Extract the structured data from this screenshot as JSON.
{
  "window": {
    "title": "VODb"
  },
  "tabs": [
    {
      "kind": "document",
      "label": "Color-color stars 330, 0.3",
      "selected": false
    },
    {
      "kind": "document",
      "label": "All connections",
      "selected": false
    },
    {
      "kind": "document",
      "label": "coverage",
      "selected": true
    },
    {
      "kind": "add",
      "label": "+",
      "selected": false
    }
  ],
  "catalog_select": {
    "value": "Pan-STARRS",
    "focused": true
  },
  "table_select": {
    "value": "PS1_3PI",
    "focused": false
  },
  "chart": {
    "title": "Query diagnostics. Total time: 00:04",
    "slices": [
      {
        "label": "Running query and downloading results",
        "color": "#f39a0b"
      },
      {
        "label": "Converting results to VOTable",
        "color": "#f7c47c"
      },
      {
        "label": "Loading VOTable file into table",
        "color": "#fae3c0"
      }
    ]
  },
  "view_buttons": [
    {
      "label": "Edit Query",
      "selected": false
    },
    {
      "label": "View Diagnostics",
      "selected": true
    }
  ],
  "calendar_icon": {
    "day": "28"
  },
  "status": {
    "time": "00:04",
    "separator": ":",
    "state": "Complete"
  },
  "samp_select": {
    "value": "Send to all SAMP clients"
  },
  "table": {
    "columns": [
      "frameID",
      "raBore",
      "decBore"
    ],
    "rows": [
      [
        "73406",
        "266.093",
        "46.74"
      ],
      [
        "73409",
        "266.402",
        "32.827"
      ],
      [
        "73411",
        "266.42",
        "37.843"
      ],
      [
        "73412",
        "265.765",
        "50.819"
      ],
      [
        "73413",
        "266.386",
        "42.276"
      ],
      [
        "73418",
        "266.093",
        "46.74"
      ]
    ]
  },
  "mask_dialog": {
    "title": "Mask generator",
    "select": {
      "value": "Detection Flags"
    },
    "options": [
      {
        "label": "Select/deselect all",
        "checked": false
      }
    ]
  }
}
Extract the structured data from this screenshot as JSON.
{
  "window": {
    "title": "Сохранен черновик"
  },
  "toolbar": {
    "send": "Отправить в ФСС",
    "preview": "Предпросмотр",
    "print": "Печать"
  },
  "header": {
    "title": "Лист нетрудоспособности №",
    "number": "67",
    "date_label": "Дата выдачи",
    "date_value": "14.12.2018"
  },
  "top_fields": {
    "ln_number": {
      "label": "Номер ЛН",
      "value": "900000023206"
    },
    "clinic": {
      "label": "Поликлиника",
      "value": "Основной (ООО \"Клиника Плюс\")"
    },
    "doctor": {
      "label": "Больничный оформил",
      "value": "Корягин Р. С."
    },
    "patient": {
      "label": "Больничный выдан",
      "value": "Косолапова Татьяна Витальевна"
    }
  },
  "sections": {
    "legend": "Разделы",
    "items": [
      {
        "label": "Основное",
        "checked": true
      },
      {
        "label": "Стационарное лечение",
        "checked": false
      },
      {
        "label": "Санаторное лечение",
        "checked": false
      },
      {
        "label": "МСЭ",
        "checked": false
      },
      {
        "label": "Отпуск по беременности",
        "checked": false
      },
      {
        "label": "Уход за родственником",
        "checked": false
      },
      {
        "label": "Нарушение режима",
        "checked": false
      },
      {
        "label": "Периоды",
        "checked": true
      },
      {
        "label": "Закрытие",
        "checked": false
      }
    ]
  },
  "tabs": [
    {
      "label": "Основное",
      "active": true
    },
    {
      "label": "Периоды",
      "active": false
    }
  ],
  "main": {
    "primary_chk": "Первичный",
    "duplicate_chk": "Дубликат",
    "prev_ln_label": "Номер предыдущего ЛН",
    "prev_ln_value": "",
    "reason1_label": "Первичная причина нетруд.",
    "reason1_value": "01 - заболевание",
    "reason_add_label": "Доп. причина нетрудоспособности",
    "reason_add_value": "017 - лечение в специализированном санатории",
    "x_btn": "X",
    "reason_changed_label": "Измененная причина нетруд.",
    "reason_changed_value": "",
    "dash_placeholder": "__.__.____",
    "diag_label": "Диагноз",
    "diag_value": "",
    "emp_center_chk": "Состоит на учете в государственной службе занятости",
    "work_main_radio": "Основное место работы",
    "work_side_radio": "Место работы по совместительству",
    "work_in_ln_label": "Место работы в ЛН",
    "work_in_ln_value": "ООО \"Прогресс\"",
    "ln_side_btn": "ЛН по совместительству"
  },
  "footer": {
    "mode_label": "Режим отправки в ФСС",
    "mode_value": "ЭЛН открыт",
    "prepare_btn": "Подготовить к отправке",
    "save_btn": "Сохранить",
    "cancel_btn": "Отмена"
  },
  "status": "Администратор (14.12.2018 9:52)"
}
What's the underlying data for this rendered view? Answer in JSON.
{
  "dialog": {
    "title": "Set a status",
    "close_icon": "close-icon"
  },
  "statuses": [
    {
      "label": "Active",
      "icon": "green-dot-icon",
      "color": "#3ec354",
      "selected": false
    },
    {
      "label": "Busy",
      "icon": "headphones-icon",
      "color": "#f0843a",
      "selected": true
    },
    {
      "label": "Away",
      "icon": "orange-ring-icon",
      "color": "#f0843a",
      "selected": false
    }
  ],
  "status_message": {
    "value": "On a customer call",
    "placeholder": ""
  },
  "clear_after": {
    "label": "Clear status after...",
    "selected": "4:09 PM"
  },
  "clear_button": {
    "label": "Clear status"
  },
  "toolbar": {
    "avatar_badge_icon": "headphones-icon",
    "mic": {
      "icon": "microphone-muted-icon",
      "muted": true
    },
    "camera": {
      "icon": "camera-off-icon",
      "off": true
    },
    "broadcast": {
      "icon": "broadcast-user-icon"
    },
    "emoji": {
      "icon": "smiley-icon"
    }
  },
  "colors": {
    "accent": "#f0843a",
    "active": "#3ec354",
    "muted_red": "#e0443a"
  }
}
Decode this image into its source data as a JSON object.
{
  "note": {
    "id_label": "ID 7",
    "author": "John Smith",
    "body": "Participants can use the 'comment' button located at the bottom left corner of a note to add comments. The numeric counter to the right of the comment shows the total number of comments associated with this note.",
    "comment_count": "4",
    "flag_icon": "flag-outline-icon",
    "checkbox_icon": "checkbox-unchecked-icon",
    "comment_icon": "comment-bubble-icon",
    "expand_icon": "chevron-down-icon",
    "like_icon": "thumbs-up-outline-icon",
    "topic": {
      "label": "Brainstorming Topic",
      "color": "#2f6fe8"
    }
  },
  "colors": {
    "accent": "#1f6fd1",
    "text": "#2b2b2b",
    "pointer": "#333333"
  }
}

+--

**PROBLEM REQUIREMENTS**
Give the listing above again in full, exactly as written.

**RESPONSE AREA**
Extract the structured data from this screenshot as JSON.
{
  "window": {
    "title": "VODb"
  },
  "tabs": [
    {
      "kind": "document",
      "label": "Color-color stars 330, 0.3",
      "selected": false
    },
    {
      "kind": "document",
      "label": "All connections",
      "selected": false
    },
    {
      "kind": "document",
      "label": "coverage",
      "selected": true
    },
    {
      "kind": "add",
      "label": "+",
      "selected": false
    }
  ],
  "catalog_select": {
    "value": "Pan-STARRS",
    "focused": true
  },
  "table_select": {
    "value": "PS1_3PI",
    "focused": false
  },
  "chart": {
    "title": "Query diagnostics. Total time: 00:04",
    "slices": [
      {
        "label": "Running query and downloading results",
        "color": "#f39a0b"
      },
      {
        "label": "Converting results to VOTable",
        "color": "#f7c47c"
      },
      {
        "label": "Loading VOTable file into table",
        "color": "#fae3c0"
      }
    ]
  },
  "view_buttons": [
    {
      "label": "Edit Query",
      "selected": false
    },
    {
      "label": "View Diagnostics",
      "selected": true
    }
  ],
  "calendar_icon": {
    "day": "28"
  },
  "status": {
    "time": "00:04",
    "separator": ":",
    "state": "Complete"
  },
  "samp_select": {
    "value": "Send to all SAMP clients"
  },
  "table": {
    "columns": [
      "frameID",
      "raBore",
      "decBore"
    ],
    "rows": [
      [
        "73406",
        "266.093",
        "46.74"
      ],
      [
        "73409",
        "266.402",
        "32.827"
      ],
      [
        "73411",
        "266.42",
        "37.843"
      ],
      [
        "73412",
        "265.765",
        "50.819"
      ],
      [
        "73413",
        "266.386",
        "42.276"
      ],
      [
        "73418",
        "266.093",
        "46.74"
      ]
    ]
  },
  "mask_dialog": {
    "title": "Mask generator",
    "select": {
      "value": "Detection Flags"
    },
    "options": [
      {
        "label": "Select/deselect all",
        "checked": false
      }
    ]
  }
}
Extract the structured data from this screenshot as JSON.
{
  "window": {
    "title": "Сохранен черновик"
  },
  "toolbar": {
    "send": "Отправить в ФСС",
    "preview": "Предпросмотр",
    "print": "Печать"
  },
  "header": {
    "title": "Лист нетрудоспособности №",
    "number": "67",
    "date_label": "Дата выдачи",
    "date_value": "14.12.2018"
  },
  "top_fields": {
    "ln_number": {
      "label": "Номер ЛН",
      "value": "900000023206"
    },
    "clinic": {
      "label": "Поликлиника",
      "value": "Основной (ООО \"Клиника Плюс\")"
    },
    "doctor": {
      "label": "Больничный оформил",
      "value": "Корягин Р. С."
    },
    "patient": {
      "label": "Больничный выдан",
      "value": "Косолапова Татьяна Витальевна"
    }
  },
  "sections": {
    "legend": "Разделы",
    "items": [
      {
        "label": "Основное",
        "checked": true
      },
      {
        "label": "Стационарное лечение",
        "checked": false
      },
      {
        "label": "Санаторное лечение",
        "checked": false
      },
      {
        "label": "МСЭ",
        "checked": false
      },
      {
        "label": "Отпуск по беременности",
        "checked": false
      },
      {
        "label": "Уход за родственником",
        "checked": false
      },
      {
        "label": "Нарушение режима",
        "checked": false
      },
      {
        "label": "Периоды",
        "checked": true
      },
      {
        "label": "Закрытие",
        "checked": false
      }
    ]
  },
  "tabs": [
    {
      "label": "Основное",
      "active": true
    },
    {
      "label": "Периоды",
      "active": false
    }
  ],
  "main": {
    "primary_chk": "Первичный",
    "duplicate_chk": "Дубликат",
    "prev_ln_label": "Номер предыдущего ЛН",
    "prev_ln_value": "",
    "reason1_label": "Первичная причина нетруд.",
    "reason1_value": "01 - заболевание",
    "reason_add_label": "Доп. причина нетрудоспособности",
    "reason_add_value": "017 - лечение в специализированном санатории",
    "x_btn": "X",
    "reason_changed_label": "Измененная причина нетруд.",
    "reason_changed_value": "",
    "dash_placeholder": "__.__.____",
    "diag_label": "Диагноз",
    "diag_value": "",
    "emp_center_chk": "Состоит на учете в государственной службе занятости",
    "work_main_radio": "Основное место работы",
    "work_side_radio": "Место работы по совместительству",
    "work_in_ln_label": "Место работы в ЛН",
    "work_in_ln_value": "ООО \"Прогресс\"",
    "ln_side_btn": "ЛН по совместительству"
  },
  "footer": {
    "mode_label": "Режим отправки в ФСС",
    "mode_value": "ЭЛН открыт",
    "prepare_btn": "Подготовить к отправке",
    "save_btn": "Сохранить",
    "cancel_btn": "Отмена"
  },
  "status": "Администратор (14.12.2018 9:52)"
}
What's the underlying data for this rendered view? Answer in JSON.
{
  "dialog": {
    "title": "Set a status",
    "close_icon": "close-icon"
  },
  "statuses": [
    {
      "label": "Active",
      "icon": "green-dot-icon",
      "color": "#3ec354",
      "selected": false
    },
    {
      "label": "Busy",
      "icon": "headphones-icon",
      "color": "#f0843a",
      "selected": true
    },
    {
      "label": "Away",
      "icon": "orange-ring-icon",
      "color": "#f0843a",
      "selected": false
    }
  ],
  "status_message": {
    "value": "On a customer call",
    "placeholder": ""
  },
  "clear_after": {
    "label": "Clear status after...",
    "selected": "4:09 PM"
  },
  "clear_button": {
    "label": "Clear status"
  },
  "toolbar": {
    "avatar_badge_icon": "headphones-icon",
    "mic": {
      "icon": "microphone-muted-icon",
      "muted": true
    },
    "camera": {
      "icon": "camera-off-icon",
      "off": true
    },
    "broadcast": {
      "icon": "broadcast-user-icon"
    },
    "emoji": {
      "icon": "smiley-icon"
    }
  },
  "colors": {
    "accent": "#f0843a",
    "active": "#3ec354",
    "muted_red": "#e0443a"
  }
}
Decode this image into its source data as a JSON object.
{
  "note": {
    "id_label": "ID 7",
    "author": "John Smith",
    "body": "Participants can use the 'comment' button located at the bottom left corner of a note to add comments. The numeric counter to the right of the comment shows the total number of comments associated with this note.",
    "comment_count": "4",
    "flag_icon": "flag-outline-icon",
    "checkbox_icon": "checkbox-unchecked-icon",
    "comment_icon": "comment-bubble-icon",
    "expand_icon": "chevron-down-icon",
    "like_icon": "thumbs-up-outline-icon",
    "topic": {
      "label": "Brainstorming Topic",
      "color": "#2f6fe8"
    }
  },
  "colors": {
    "accent": "#1f6fd1",
    "text": "#2b2b2b",
    "pointer": "#333333"
  }
}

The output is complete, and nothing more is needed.